PROBLEM DESCRIPTION
Extract the full set of records, then give each one again exactly.

::: INPUT DATA

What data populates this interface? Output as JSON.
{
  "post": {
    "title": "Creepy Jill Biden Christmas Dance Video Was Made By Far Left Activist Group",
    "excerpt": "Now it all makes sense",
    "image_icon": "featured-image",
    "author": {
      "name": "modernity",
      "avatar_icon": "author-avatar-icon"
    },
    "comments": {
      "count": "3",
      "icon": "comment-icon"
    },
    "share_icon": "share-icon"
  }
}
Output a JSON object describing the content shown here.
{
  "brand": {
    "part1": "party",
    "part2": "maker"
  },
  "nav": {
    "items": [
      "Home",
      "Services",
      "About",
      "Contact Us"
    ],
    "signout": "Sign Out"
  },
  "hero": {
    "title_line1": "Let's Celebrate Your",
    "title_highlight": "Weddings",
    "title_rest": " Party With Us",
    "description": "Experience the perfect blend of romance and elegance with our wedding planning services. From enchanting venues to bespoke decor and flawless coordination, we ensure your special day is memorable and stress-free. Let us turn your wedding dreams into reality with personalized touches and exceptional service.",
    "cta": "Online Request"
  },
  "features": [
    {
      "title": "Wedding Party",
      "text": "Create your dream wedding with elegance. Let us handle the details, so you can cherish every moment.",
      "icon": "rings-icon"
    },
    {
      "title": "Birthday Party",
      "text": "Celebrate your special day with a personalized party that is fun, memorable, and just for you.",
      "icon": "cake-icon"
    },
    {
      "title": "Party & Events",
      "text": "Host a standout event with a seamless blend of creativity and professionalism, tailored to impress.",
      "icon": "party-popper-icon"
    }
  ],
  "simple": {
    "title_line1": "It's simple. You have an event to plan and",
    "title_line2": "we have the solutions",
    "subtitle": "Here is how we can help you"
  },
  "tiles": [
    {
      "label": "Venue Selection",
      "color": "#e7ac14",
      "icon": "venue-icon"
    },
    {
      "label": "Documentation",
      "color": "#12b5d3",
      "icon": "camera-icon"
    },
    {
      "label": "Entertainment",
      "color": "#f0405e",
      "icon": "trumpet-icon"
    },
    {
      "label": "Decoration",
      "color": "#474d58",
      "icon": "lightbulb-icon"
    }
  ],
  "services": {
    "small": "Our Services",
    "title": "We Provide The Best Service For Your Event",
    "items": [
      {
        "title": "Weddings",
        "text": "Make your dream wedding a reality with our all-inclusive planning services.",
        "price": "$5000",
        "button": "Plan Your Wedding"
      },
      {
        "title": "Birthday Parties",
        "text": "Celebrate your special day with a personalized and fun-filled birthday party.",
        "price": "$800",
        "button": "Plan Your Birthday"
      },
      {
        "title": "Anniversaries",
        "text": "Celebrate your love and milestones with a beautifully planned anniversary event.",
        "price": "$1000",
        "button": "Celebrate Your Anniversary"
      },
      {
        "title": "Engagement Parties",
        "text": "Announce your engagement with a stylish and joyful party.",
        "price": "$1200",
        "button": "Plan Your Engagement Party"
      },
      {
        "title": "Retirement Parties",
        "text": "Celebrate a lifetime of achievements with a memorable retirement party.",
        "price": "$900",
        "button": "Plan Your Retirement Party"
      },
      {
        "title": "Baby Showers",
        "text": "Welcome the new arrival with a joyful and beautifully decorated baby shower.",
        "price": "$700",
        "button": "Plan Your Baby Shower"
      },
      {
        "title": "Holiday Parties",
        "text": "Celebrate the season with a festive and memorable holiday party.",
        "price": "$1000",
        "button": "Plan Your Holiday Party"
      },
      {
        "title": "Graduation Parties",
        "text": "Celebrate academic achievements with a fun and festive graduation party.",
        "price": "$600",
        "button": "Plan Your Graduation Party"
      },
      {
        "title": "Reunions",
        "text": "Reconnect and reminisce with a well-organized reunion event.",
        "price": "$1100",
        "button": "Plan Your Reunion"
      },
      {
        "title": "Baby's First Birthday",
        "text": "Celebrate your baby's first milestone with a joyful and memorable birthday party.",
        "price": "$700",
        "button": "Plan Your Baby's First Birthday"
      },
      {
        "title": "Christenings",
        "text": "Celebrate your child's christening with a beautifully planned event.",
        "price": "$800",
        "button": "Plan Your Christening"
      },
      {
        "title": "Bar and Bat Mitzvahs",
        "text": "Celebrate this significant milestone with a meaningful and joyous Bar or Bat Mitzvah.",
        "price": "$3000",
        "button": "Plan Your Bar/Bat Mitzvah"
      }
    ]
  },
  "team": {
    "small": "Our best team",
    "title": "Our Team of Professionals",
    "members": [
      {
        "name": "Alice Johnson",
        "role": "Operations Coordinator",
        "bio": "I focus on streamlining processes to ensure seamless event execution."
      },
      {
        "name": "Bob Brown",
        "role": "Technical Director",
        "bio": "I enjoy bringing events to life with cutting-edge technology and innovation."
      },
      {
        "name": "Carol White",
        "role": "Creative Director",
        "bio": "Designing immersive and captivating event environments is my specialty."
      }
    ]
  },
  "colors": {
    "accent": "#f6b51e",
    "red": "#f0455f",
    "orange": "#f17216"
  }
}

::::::

EXERCISE RESULT
What data populates this interface? Output as JSON.
{
  "post": {
    "title": "Creepy Jill Biden Christmas Dance Video Was Made By Far Left Activist Group",
    "excerpt": "Now it all makes sense",
    "image_icon": "featured-image",
    "author": {
      "name": "modernity",
      "avatar_icon": "author-avatar-icon"
    },
    "comments": {
      "count": "3",
      "icon": "comment-icon"
    },
    "share_icon": "share-icon"
  }
}
Output a JSON object describing the content shown here.
{
  "brand": {
    "part1": "party",
    "part2": "maker"
  },
  "nav": {
    "items": [
      "Home",
      "Services",
      "About",
      "Contact Us"
    ],
    "signout": "Sign Out"
  },
  "hero": {
    "title_line1": "Let's Celebrate Your",
    "title_highlight": "Weddings",
    "title_rest": " Party With Us",
    "description": "Experience the perfect blend of romance and elegance with our wedding planning services. From enchanting venues to bespoke decor and flawless coordination, we ensure your special day is memorable and stress-free. Let us turn your wedding dreams into reality with personalized touches and exceptional service.",
    "cta": "Online Request"
  },
  "features": [
    {
      "title": "Wedding Party",
      "text": "Create your dream wedding with elegance. Let us handle the details, so you can cherish every moment.",
      "icon": "rings-icon"
    },
    {
      "title": "Birthday Party",
      "text": "Celebrate your special day with a personalized party that is fun, memorable, and just for you.",
      "icon": "cake-icon"
    },
    {
      "title": "Party & Events",
      "text": "Host a standout event with a seamless blend of creativity and professionalism, tailored to impress.",
      "icon": "party-popper-icon"
    }
  ],
  "simple": {
    "title_line1": "It's simple. You have an event to plan and",
    "title_line2": "we have the solutions",
    "subtitle": "Here is how we can help you"
  },
  "tiles": [
    {
      "label": "Venue Selection",
      "color": "#e7ac14",
      "icon": "venue-icon"
    },
    {
      "label": "Documentation",
      "color": "#12b5d3",
      "icon": "camera-icon"
    },
    {
      "label": "Entertainment",
      "color": "#f0405e",
      "icon": "trumpet-icon"
    },
    {
      "label": "Decoration",
      "color": "#474d58",
      "icon": "lightbulb-icon"
    }
  ],
  "services": {
    "small": "Our Services",
    "title": "We Provide The Best Service For Your Event",
    "items": [
      {
        "title": "Weddings",
        "text": "Make your dream wedding a reality with our all-inclusive planning services.",
        "price": "$5000",
        "button": "Plan Your Wedding"
      },
      {
        "title": "Birthday Parties",
        "text": "Celebrate your special day with a personalized and fun-filled birthday party.",
        "price": "$800",
        "button": "Plan Your Birthday"
      },
      {
        "title": "Anniversaries",
        "text": "Celebrate your love and milestones with a beautifully planned anniversary event.",
        "price": "$1000",
        "button": "Celebrate Your Anniversary"
      },
      {
        "title": "Engagement Parties",
        "text": "Announce your engagement with a stylish and joyful party.",
        "price": "$1200",
        "button": "Plan Your Engagement Party"
      },
      {
        "title": "Retirement Parties",
        "text": "Celebrate a lifetime of achievements with a memorable retirement party.",
        "price": "$900",
        "button": "Plan Your Retirement Party"
      },
      {
        "title": "Baby Showers",
        "text": "Welcome the new arrival with a joyful and beautifully decorated baby shower.",
        "price": "$700",
        "button": "Plan Your Baby Shower"
      },
      {
        "title": "Holiday Parties",
        "text": "Celebrate the season with a festive and memorable holiday party.",
        "price": "$1000",
        "button": "Plan Your Holiday Party"
      },
      {
        "title": "Graduation Parties",
        "text": "Celebrate academic achievements with a fun and festive graduation party.",
        "price": "$600",
        "button": "Plan Your Graduation Party"
      },
      {
        "title": "Reunions",
        "text": "Reconnect and reminisce with a well-organized reunion event.",
        "price": "$1100",
        "button": "Plan Your Reunion"
      },
      {
        "title": "Baby's First Birthday",
        "text": "Celebrate your baby's first milestone with a joyful and memorable birthday party.",
        "price": "$700",
        "button": "Plan Your Baby's First Birthday"
      },
      {
        "title": "Christenings",
        "text": "Celebrate your child's christening with a beautifully planned event.",
        "price": "$800",
        "button": "Plan Your Christening"
      },
      {
        "title": "Bar and Bat Mitzvahs",
        "text": "Celebrate this significant milestone with a meaningful and joyous Bar or Bat Mitzvah.",
        "price": "$3000",
        "button": "Plan Your Bar/Bat Mitzvah"
      }
    ]
  },
  "team": {
    "small": "Our best team",
    "title": "Our Team of Professionals",
    "members": [
      {
        "name": "Alice Johnson",
        "role": "Operations Coordinator",
        "bio": "I focus on streamlining processes to ensure seamless event execution."
      },
      {
        "name": "Bob Brown",
        "role": "Technical Director",
        "bio": "I enjoy bringing events to life with cutting-edge technology and innovation."
      },
      {
        "name": "Carol White",
        "role": "Creative Director",
        "bio": "Designing immersive and captivating event environments is my specialty."
      }
    ]
  },
  "colors": {
    "accent": "#f6b51e",
    "red": "#f0455f",
    "orange": "#f17216"
  }
}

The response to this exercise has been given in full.